But Esme is suspicious. She is sure that others are covering up the real reason for her mother’s disappearance – that ‘lost at sea’ is code for something more terrible, something she has a right to know.

After Esme is accidentally swept into the enchanted world of Aeolia, the truth begins to unfold. With her newfound friends, Daniel and Lillian, Esme retraces her mother’s steps in the glittering canal city of Esperance, untangling the threads of Ariane’s double life. But the more Esme discovers about Ariane, the more she questions whether she really knew her at all.

My Thoughts   

Before starting this book, the reader is shown a charming map of a mysterious place named Esperance, capital of Aeolia, a map that hints at what’s to come. The story opens in our world, on the wedding of Esme’s father and her new stepmother, Penelope. Esme isn’t happy and she is unable to disguise it. She’s missing her mother, Ariane, who was lost at sea presumed dead. Esme is a lonely child, little liked by the villagers of Picton Island where her father is lighthouse keeper. An outsider, she wants nothing more than to find out what happened to her mum.

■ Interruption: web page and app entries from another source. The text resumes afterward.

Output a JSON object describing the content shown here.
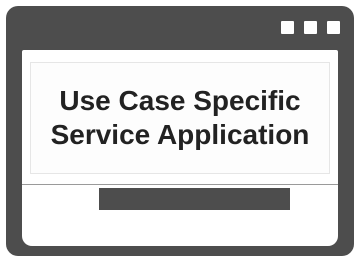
{
  "window": {
    "controls": [
      "square-icon",
      "square-icon",
      "square-icon"
    ]
  },
  "content": {
    "title_line_1": "Use Case Specific",
    "title_line_2": "Service Application"
  },
  "colors": {
    "frame": "#4d4d4d",
    "background": "#ffffff",
    "text": "#222222"
  }
}
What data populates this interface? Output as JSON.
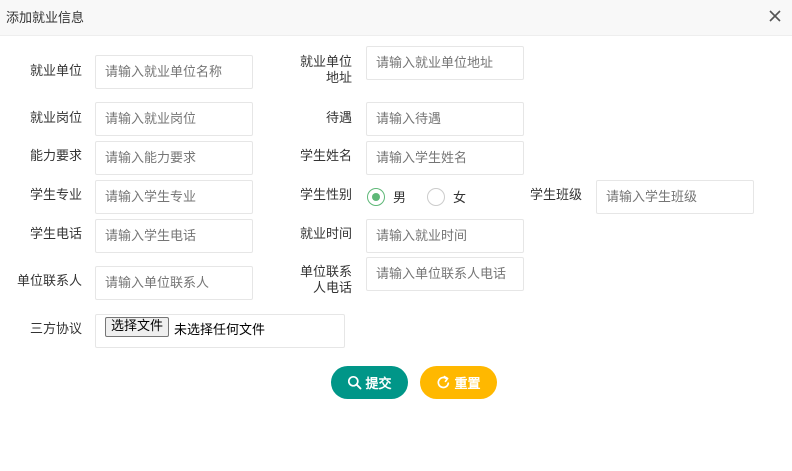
{
  "dialog": {
    "title": "添加就业信息",
    "close_icon": "close-icon"
  },
  "fields": {
    "company": {
      "label": "就业单位",
      "placeholder": "请输入就业单位名称",
      "value": ""
    },
    "company_address": {
      "label": "就业单位地址",
      "placeholder": "请输入就业单位地址",
      "value": ""
    },
    "position": {
      "label": "就业岗位",
      "placeholder": "请输入就业岗位",
      "value": ""
    },
    "salary": {
      "label": "待遇",
      "placeholder": "请输入待遇",
      "value": ""
    },
    "requirement": {
      "label": "能力要求",
      "placeholder": "请输入能力要求",
      "value": ""
    },
    "student_name": {
      "label": "学生姓名",
      "placeholder": "请输入学生姓名",
      "value": ""
    },
    "major": {
      "label": "学生专业",
      "placeholder": "请输入学生专业",
      "value": ""
    },
    "gender": {
      "label": "学生性别",
      "options": [
        "男",
        "女"
      ],
      "selected": "男"
    },
    "student_class": {
      "label": "学生班级",
      "placeholder": "请输入学生班级",
      "value": ""
    },
    "phone": {
      "label": "学生电话",
      "placeholder": "请输入学生电话",
      "value": ""
    },
    "employ_time": {
      "label": "就业时间",
      "placeholder": "请输入就业时间",
      "value": ""
    },
    "contact": {
      "label": "单位联系人",
      "placeholder": "请输入单位联系人",
      "value": ""
    },
    "contact_phone": {
      "label": "单位联系人电话",
      "placeholder": "请输入单位联系人电话",
      "value": ""
    },
    "agreement": {
      "label": "三方协议",
      "button": "选择文件",
      "status": "未选择任何文件"
    }
  },
  "actions": {
    "submit": {
      "label": "提交",
      "icon": "search-icon",
      "color": "#009688"
    },
    "reset": {
      "label": "重置",
      "icon": "refresh-icon",
      "color": "#FFB800"
    }
  },
  "colors": {
    "radio_checked": "#5FB878"
  }
}
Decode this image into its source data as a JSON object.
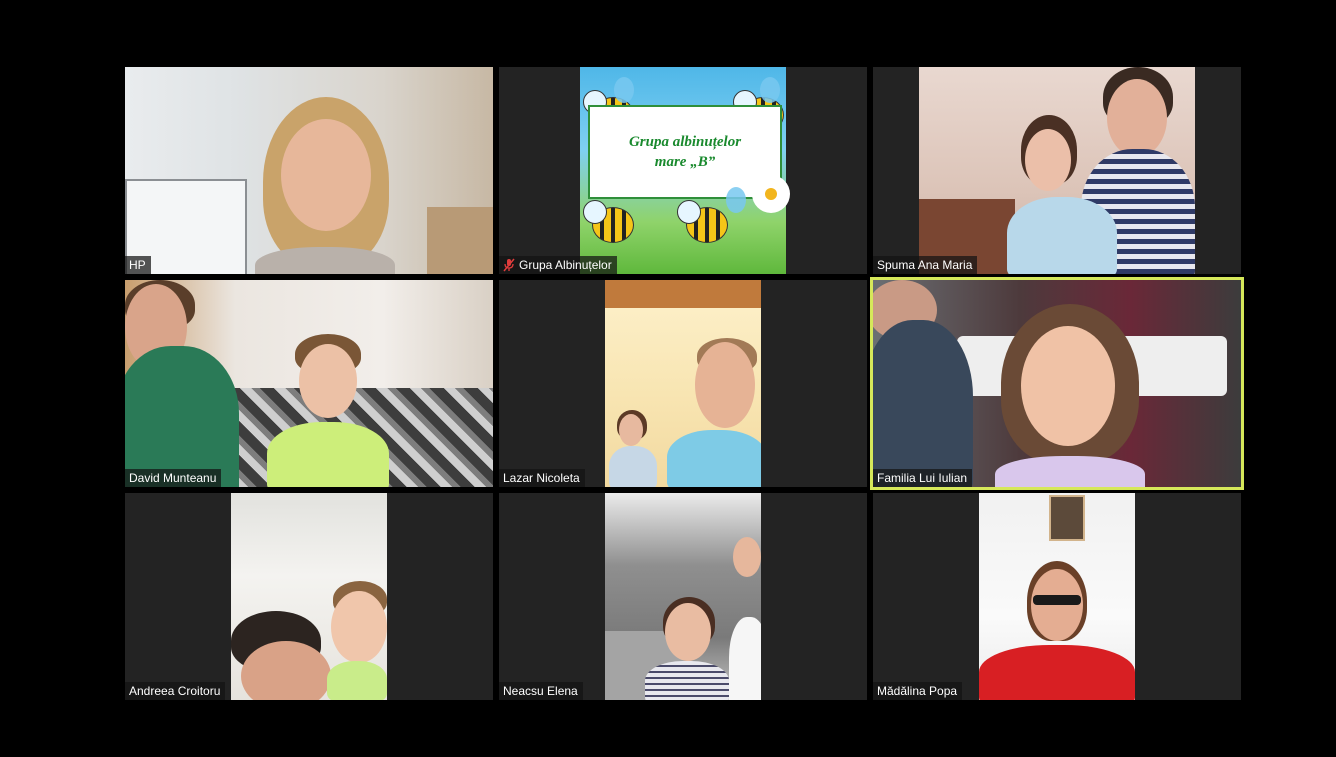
{
  "participants": [
    {
      "name": "HP",
      "muted": false,
      "active": false
    },
    {
      "name": "Grupa Albinuțelor",
      "muted": true,
      "active": false
    },
    {
      "name": "Spuma Ana Maria",
      "muted": false,
      "active": false
    },
    {
      "name": "David Munteanu",
      "muted": false,
      "active": false
    },
    {
      "name": "Lazar Nicoleta",
      "muted": false,
      "active": false
    },
    {
      "name": "Familia Lui Iulian",
      "muted": false,
      "active": true
    },
    {
      "name": "Andreea Croitoru",
      "muted": false,
      "active": false
    },
    {
      "name": "Neacsu Elena",
      "muted": false,
      "active": false
    },
    {
      "name": "Mădălina Popa",
      "muted": false,
      "active": false
    }
  ],
  "slide": {
    "line1": "Grupa albinuțelor",
    "line2": "mare „B”"
  },
  "colors": {
    "active_border": "#d6e85a",
    "tile_background": "#232323",
    "muted_icon": "#e03c3c"
  }
}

When Penelope’s sister, the despicable Mavis, moves in to mind Esme while her father has his honeymoon, Esme experiences strange headaches and dizzy spells. She has a vision of her mum and dad and is puzzled by it. Her anguish over her mother intensifies and she decides to take off to Spindrift Island where Ariane disappeared many years before. As her quest unfolds, Esme is swept unexpectedly into another world, the world of Esperance, where she makes new friends and continues her search.

What unfolds is a series of adventures large and small, of dragons and other mythical creatures, and of special magical gifts. To say more would spoil the enchantment.

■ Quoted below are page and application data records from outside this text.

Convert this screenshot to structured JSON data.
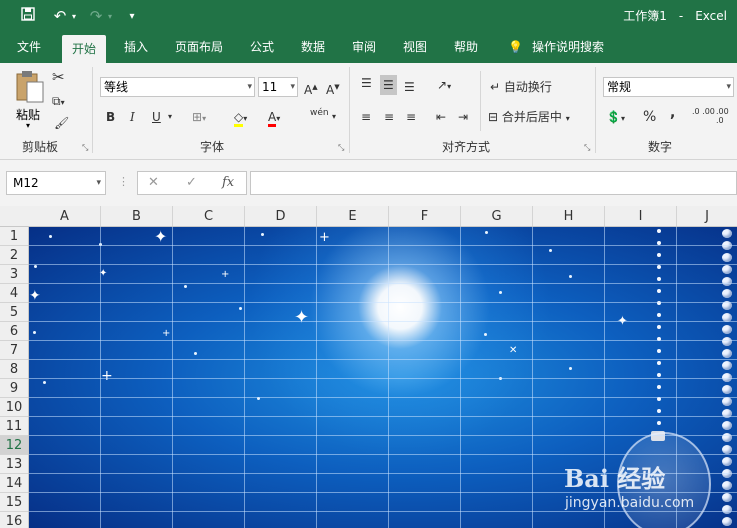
{
  "titlebar": {
    "doc_name": "工作簿1",
    "app_name": "Excel"
  },
  "tabs": [
    {
      "label": "文件"
    },
    {
      "label": "开始"
    },
    {
      "label": "插入"
    },
    {
      "label": "页面布局"
    },
    {
      "label": "公式"
    },
    {
      "label": "数据"
    },
    {
      "label": "审阅"
    },
    {
      "label": "视图"
    },
    {
      "label": "帮助"
    },
    {
      "label": "操作说明搜索"
    }
  ],
  "active_tab": "开始",
  "ribbon": {
    "clipboard": {
      "paste_label": "粘贴",
      "group_label": "剪贴板"
    },
    "font": {
      "font_name": "等线",
      "font_size": "11",
      "group_label": "字体",
      "bold": "B",
      "italic": "I",
      "underline": "U",
      "font_color_glyph": "A",
      "phonetic": "wén"
    },
    "alignment": {
      "wrap_text": "自动换行",
      "merge_center": "合并后居中",
      "group_label": "对齐方式"
    },
    "number": {
      "format": "常规",
      "percent": "%",
      "comma": ",",
      "dec_inc": ".0 .00",
      "dec_dec": ".00 .0",
      "group_label": "数字"
    }
  },
  "formula_bar": {
    "name_box": "M12",
    "cancel": "✕",
    "enter": "✓",
    "fx": "fx",
    "content": ""
  },
  "columns": [
    "A",
    "B",
    "C",
    "D",
    "E",
    "F",
    "G",
    "H",
    "I",
    "J"
  ],
  "rows": [
    "1",
    "2",
    "3",
    "4",
    "5",
    "6",
    "7",
    "8",
    "9",
    "10",
    "11",
    "12",
    "13",
    "14",
    "15",
    "16"
  ],
  "selected_row": "12",
  "watermark": {
    "brand": "Bai 经验",
    "url": "jingyan.baidu.com"
  },
  "colors": {
    "excel_green": "#217346",
    "ribbon_bg": "#f3f3f3",
    "sheet_blue": "#0d5fbf"
  }
}
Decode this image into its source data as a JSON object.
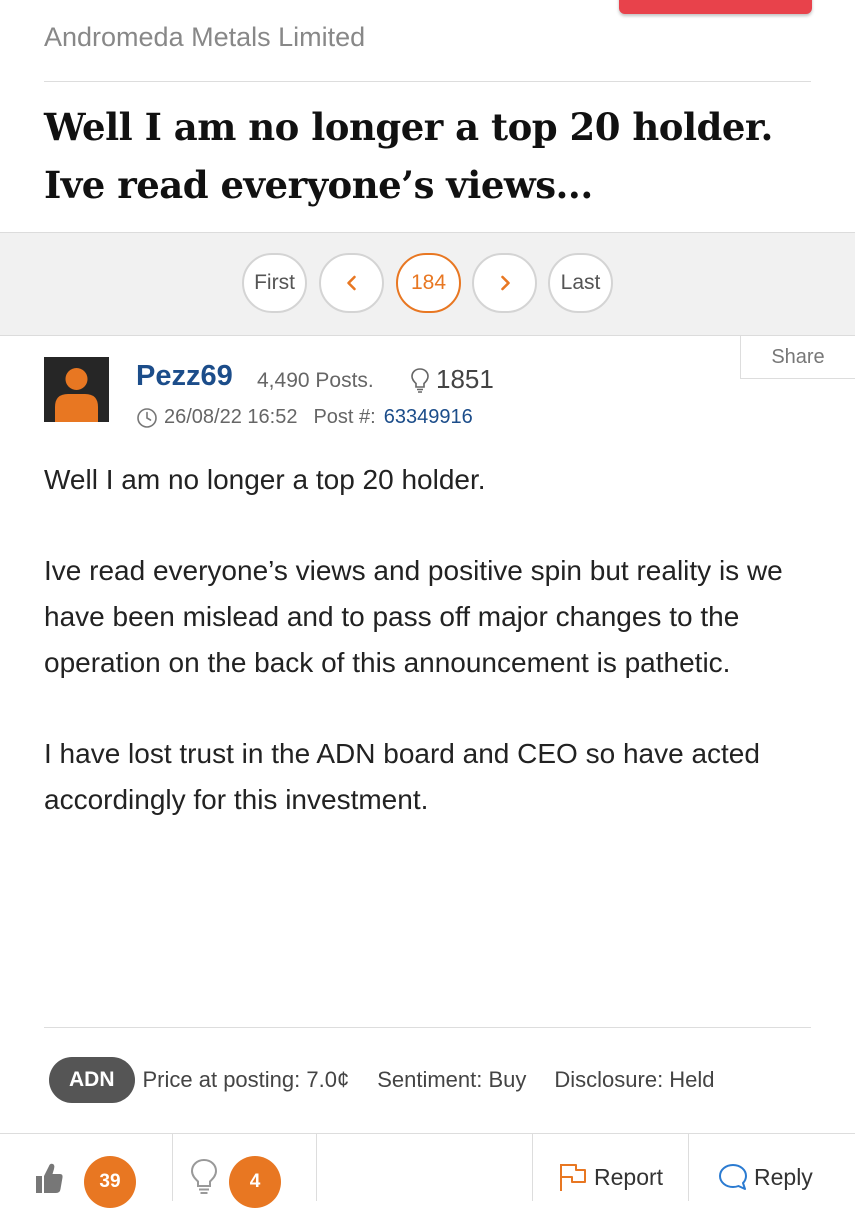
{
  "forum": {
    "company_name": "Andromeda Metals Limited",
    "thread_title": "Well I am no longer a top 20 holder. Ive read everyone’s views..."
  },
  "pagination": {
    "first_label": "First",
    "prev_icon": "chevron-left-icon",
    "current_page": "184",
    "next_icon": "chevron-right-icon",
    "last_label": "Last"
  },
  "post": {
    "share_label": "Share",
    "username": "Pezz69",
    "posts_count": "4,490 Posts.",
    "likes_total": "1851",
    "datetime": "26/08/22 16:52",
    "post_number_label": "Post #:",
    "post_number": "63349916",
    "paragraphs": [
      "Well I am no longer a top 20 holder.",
      "Ive read everyone’s views and positive spin but reality is we have been mislead and to pass off major changes to the operation on the back of this announcement is pathetic.",
      "I have lost trust in the ADN board and CEO so have acted accordingly for this investment."
    ],
    "ticker": "ADN",
    "price_at_posting": "Price at posting: 7.0¢",
    "sentiment": "Sentiment: Buy",
    "disclosure": "Disclosure: Held"
  },
  "actions": {
    "likes_count": "39",
    "ideas_count": "4",
    "report_label": "Report",
    "reply_label": "Reply"
  },
  "colors": {
    "accent_orange": "#e87722",
    "link_blue": "#1c4d8a",
    "top_button_red": "#e8424b"
  }
}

Foster has a fluid, engaging narrative style. The writing is simply exquisite. The pacing, plot twists and characterisation are just perfect. Depictions of the city of Esperance are conveyed in vivid and captivating detail. The various threads and elements of the story are woven together beautifully, culminating in an ending filled with wonder and surprises.

This is a story of loss and searching, of ancient Greek myths, of the artistic temperament and supposed insanity, of minds capable of accessing the inner realms the rational mind cannot reach. Absorbing, enchanting, whimsical, Esme’s Wish is a story to lose yourself in. I would recommend this book to readers one and all. Thoroughly enjoyable.